The next generation of high-speed mobile technology is getting closer.
Europe’s first ultra-high-speed 5G antennas were tested yesterday (12 October), a major milestone in the future of mobile communications.
Four radio cells in the Deutsche Telekom network are the first in Europe with a live connection in a ‘real-world’ setting.
Deutsche Telekom reported speeds of more than 2Gbps to customer devices, while latency was a mere three milliseconds on commercial sites in the Schöneberg district of Berlin.
Advanced networks will enable the future of VR, AR and autonomous driving.
A decisive step for networks in Europe
Claudia Nemat, member of the management board responsible for technology and innovation at Deutsche Telekom, said: “We are demonstrating 5G live here, in the middle of Berlin, rather than in a lab. This is a very decisive developmental step on the way to the global launch of 5G, which is planned for 2020.
“If everything is connected to everything else, customers need a high-performance, reliable and secure network. Industry in particular will benefit from 5G as a powerful enabler for a wide range of applications. We are ready for 5G.”
Advanced techniques bringing greater efficiency
The new developments will bring mobile and fixed communications together, with software-controlled, end-to-end managed networks. 5G New Radio (5G NR) is the new air interface, working in combination with the evolving 4G and LTE technologies.
Using advanced antenna techniques known as massive MIMO (multiple input, multiple output), the number of antenna elements deployed at both the base station and in the subscriber device are increased, creating a more efficient frequency spectrum.
Deutsche Telekom CTO Bruno Jacobfeuerborn said: “As soon as the standard is defined and is available, we will proceed in 2018 to lay the foundation for large-scale build-out.
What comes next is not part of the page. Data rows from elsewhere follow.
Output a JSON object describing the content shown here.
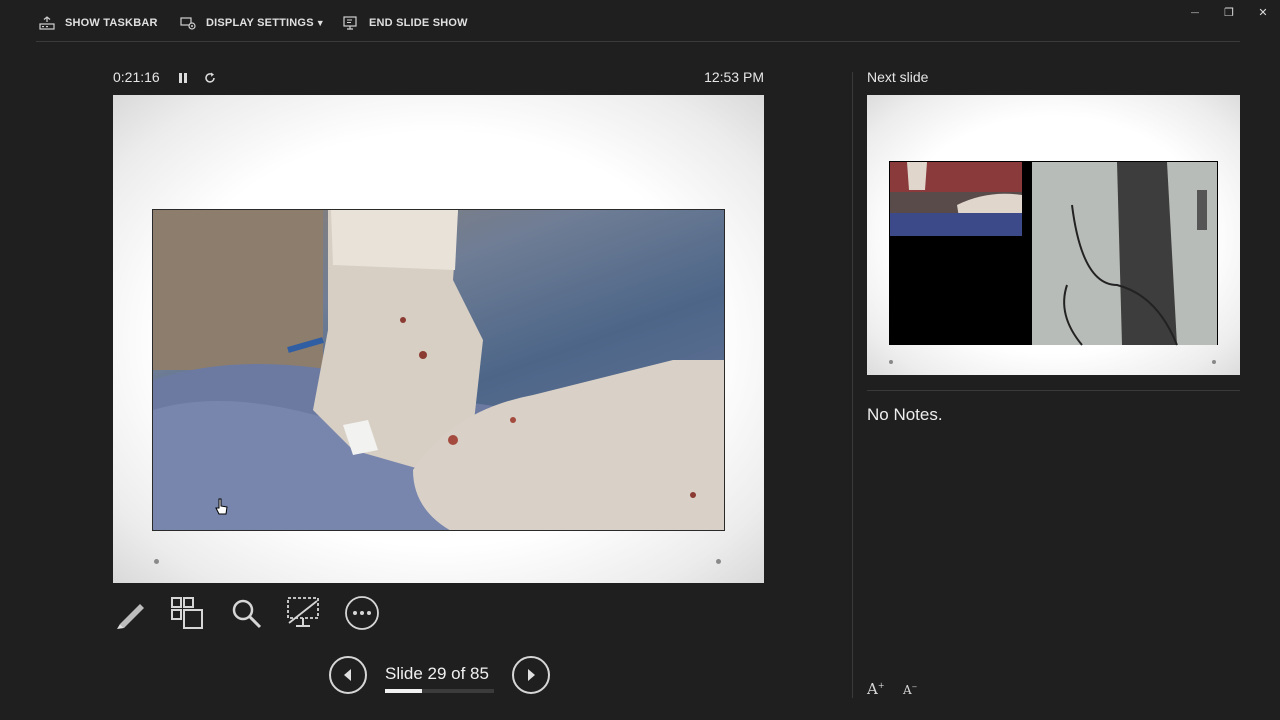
{
  "toolbar": {
    "show_taskbar": "SHOW TASKBAR",
    "display_settings": "DISPLAY SETTINGS",
    "display_settings_caret": "▼",
    "end_slide_show": "END SLIDE SHOW"
  },
  "window_controls": {
    "minimize": "—",
    "restore": "❐",
    "close": "✕"
  },
  "timer": {
    "elapsed": "0:21:16",
    "clock": "12:53 PM"
  },
  "icons": {
    "taskbar": "taskbar-icon",
    "display": "display-settings-icon",
    "end": "end-show-icon",
    "pause": "pause-icon",
    "restart": "restart-icon",
    "pen": "pen-icon",
    "all_slides": "see-all-slides-icon",
    "zoom": "zoom-icon",
    "black_screen": "black-screen-icon",
    "more": "more-options-icon",
    "prev": "previous-slide-icon",
    "next": "next-slide-icon"
  },
  "navigation": {
    "slide_label": "Slide 29 of 85",
    "current": 29,
    "total": 85
  },
  "next_pane": {
    "label": "Next slide"
  },
  "notes": {
    "text": "No Notes."
  },
  "font_controls": {
    "increase": "A",
    "decrease": "A"
  },
  "colors": {
    "background": "#1f1f1f",
    "text": "#e6e6e6",
    "divider": "#3a3a3a"
  }
}
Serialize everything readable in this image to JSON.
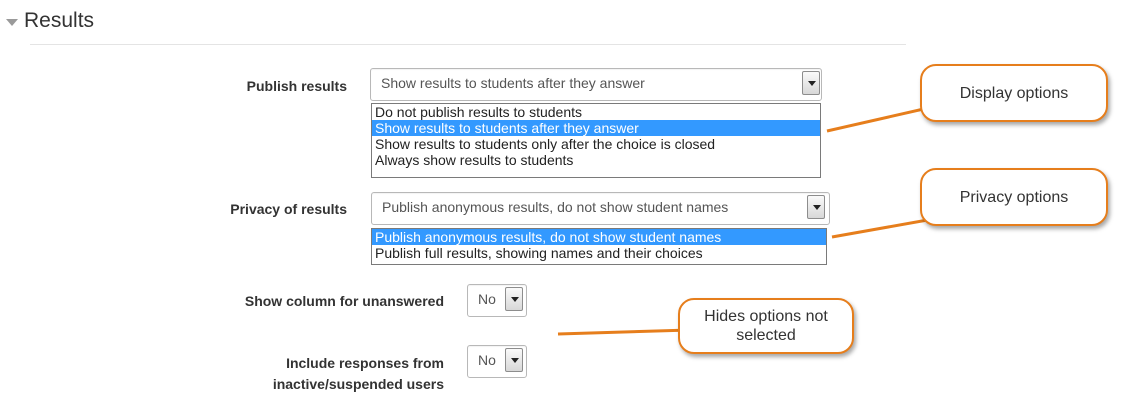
{
  "section": {
    "title": "Results"
  },
  "publish_results": {
    "label": "Publish results",
    "selected": "Show results to students after they answer",
    "options": [
      "Do not publish results to students",
      "Show results to students after they answer",
      "Show results to students only after the choice is closed",
      "Always show results to students"
    ],
    "selected_index": 1
  },
  "privacy_results": {
    "label": "Privacy of results",
    "selected": "Publish anonymous results, do not show student names",
    "options": [
      "Publish anonymous results, do not show student names",
      "Publish full results, showing names and their choices"
    ],
    "selected_index": 0
  },
  "show_unanswered": {
    "label": "Show column for unanswered",
    "selected": "No"
  },
  "include_inactive": {
    "label_line1": "Include responses from",
    "label_line2": "inactive/suspended users",
    "selected": "No"
  },
  "callouts": {
    "display": "Display options",
    "privacy": "Privacy options",
    "hides_line1": "Hides options not",
    "hides_line2": "selected"
  },
  "colors": {
    "callout_border": "#e67e1c",
    "highlight": "#3399ff"
  }
}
This is how we are driving the technology development in Europe and demonstrate our innovation power.”
The Berlin antennas are manufactured by Huawei, and Deutsche Telekom is using the 3.7GHz frequency spectrum range for implementation of 5G NR.
This marks an exciting development for mobile connectivity in Europe, although it is still lagging behind Asia in terms of progress. Ericsson released a report yesterday that detailed how businesses are preparing for the future, including a massive increase in 5G trials in comparison to 2016’s figures.